Hawksbill turtle


The Hawaiʻi Island Hawksbill Project (HIHP) strives to secure the future of hawksbill turtles through research, management, and conservation.

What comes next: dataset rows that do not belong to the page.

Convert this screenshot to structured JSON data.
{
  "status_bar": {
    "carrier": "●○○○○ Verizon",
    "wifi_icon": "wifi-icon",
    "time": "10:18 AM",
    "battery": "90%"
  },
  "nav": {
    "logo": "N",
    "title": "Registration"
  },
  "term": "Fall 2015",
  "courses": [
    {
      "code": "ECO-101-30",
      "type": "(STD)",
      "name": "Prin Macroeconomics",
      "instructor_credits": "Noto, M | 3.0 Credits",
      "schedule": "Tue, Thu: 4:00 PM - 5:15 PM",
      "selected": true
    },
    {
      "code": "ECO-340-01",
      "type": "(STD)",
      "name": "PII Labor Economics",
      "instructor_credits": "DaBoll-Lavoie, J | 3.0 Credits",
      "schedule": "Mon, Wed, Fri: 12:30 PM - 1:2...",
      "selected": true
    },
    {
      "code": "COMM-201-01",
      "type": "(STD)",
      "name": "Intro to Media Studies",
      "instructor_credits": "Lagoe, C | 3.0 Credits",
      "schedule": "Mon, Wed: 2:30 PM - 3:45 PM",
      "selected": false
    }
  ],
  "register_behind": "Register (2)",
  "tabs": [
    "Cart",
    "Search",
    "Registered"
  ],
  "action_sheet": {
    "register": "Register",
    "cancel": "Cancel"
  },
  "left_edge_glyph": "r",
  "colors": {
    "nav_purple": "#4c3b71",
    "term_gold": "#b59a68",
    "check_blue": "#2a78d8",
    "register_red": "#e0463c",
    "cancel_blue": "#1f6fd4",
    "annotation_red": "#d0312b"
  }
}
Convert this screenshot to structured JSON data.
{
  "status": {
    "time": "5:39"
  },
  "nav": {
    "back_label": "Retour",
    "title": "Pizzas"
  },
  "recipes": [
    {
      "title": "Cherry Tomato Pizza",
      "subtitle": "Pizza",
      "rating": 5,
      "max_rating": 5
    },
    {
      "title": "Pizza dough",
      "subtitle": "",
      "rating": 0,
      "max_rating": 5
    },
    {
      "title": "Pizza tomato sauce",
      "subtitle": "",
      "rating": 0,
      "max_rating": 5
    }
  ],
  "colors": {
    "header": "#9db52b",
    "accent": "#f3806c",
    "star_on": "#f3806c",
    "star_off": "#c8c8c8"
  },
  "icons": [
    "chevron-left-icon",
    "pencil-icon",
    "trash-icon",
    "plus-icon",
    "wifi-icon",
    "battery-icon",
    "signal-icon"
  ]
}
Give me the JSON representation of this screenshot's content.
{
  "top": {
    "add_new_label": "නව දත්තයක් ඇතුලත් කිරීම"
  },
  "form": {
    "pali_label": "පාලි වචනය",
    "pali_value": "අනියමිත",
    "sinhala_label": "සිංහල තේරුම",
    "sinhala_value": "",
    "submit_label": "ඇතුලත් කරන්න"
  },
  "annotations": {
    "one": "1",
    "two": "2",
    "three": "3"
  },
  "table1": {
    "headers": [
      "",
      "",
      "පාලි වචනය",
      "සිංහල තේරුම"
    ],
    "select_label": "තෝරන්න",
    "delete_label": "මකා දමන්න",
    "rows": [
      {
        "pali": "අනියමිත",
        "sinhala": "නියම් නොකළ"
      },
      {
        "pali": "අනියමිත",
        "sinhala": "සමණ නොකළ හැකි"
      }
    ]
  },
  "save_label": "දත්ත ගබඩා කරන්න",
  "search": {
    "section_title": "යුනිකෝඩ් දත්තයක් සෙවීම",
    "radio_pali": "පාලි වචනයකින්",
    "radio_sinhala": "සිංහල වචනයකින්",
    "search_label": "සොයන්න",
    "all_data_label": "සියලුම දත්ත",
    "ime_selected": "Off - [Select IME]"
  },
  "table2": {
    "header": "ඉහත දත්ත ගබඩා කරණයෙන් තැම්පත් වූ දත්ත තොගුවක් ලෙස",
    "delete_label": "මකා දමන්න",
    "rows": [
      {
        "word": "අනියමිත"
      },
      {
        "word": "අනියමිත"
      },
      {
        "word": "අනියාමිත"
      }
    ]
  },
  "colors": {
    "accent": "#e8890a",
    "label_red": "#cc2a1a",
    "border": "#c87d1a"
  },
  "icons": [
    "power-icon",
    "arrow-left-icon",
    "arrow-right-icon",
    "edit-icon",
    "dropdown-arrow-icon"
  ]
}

The Hawaiian Islands have the largest hawksbill turtle nesting population in the United States, and over 90% of this population’s documented nesting occurs on the Island of Hawaiʻi (some nesting also occurs on the islands of Maui and Molokaʻi). HIHP is a project with the Pacific Cooperative Studies Unit at the University of Hawaiʻi and is the primary organization responsible for monitoring and protecting hawksbill turtles and their nesting habitat on Hawaiʻi Island. HIHP began monitoring for hawksbill nesting activity at Hawaiʻi Volcanoes National Park in 1989 and tagging nesting females in 1991. Intensive monitoring efforts have expanded over the decades to include additional nesting beaches both inside and outside of the National Park. Today, HIHP staff work with many collaborators including the World Turtle Trust, National Oceanic Atmospheric Association (NOAA), Hawaiʻi Volcanoes National Park, U.S. Fish and Wildlife, The Nature Conservancy, Hawaiʻi Department of Forest and Wildlife, and private landowners to monitor and protect hawksbill turtle populations and their nesting habitat on the Island of Hawaiʻi.

Measuring turtle


Baseline data is recorded during the field season by project managers and volunteers. Data collected includes the identification and size of nesting females, as well as the location and number of eggs laid in a nest.

Pohue Hatchling Runway


Field data that is collected throughout the season is sent to multiple agencies, including the National Oceanic Atmospheric Association (NOAA) and the United States Fish and Wildlife Service (USFWS), where it is used to produce management plans for the species.


By promoting public stewardship of rare ecosystems, mainly through education and outreach, we can ensure that future generations are taught their importance.

Meet the Team

Kelleigh Downs

Sea Turtle Recovery Technician

Kelleigh has been working with the project since 2020 when she started as a wildlife survey assistant and has been the primary field lead since 2022. Before joining the project, she received her B.S. in biology from Stephen F. Austin State University and later spent 5 months in Hōlanikū (Kure Atoll) helping with habitat restoration. Her marine turtle experience started with the Kemp’s ridley at Padre Island National Seashore in Texas. In between field seasons, Kelleigh worked on and off as a vet technician at Lantana Animal Hospital for about 5 years. However, she enjoyed her time in the Northwestern Hawaiian Islands and working with turtles so much that she decided to pursue a position where she could experience both, which brought her to us!

Tara Lanzer

Wildlife Survey Assistant

Tara received her B.S. in marine biology from Bowling Green State University in 2020. She began working with sea turtles in 2018 while interning at the Karen Beasley Sea Turtle Rescue and Rehabilitation Center in North Carolina. She has since worked with nesting turtles in Florida with Sand to Sea, Inc. and Texas with Padre Island National Seashore before coming to Hawaiʻi Island to work with our program and the nesting hawksbills in the fall of 2023 as a Volunteer-in-Park. She was soon hired on as a wildlife survey assistant in January of 2024!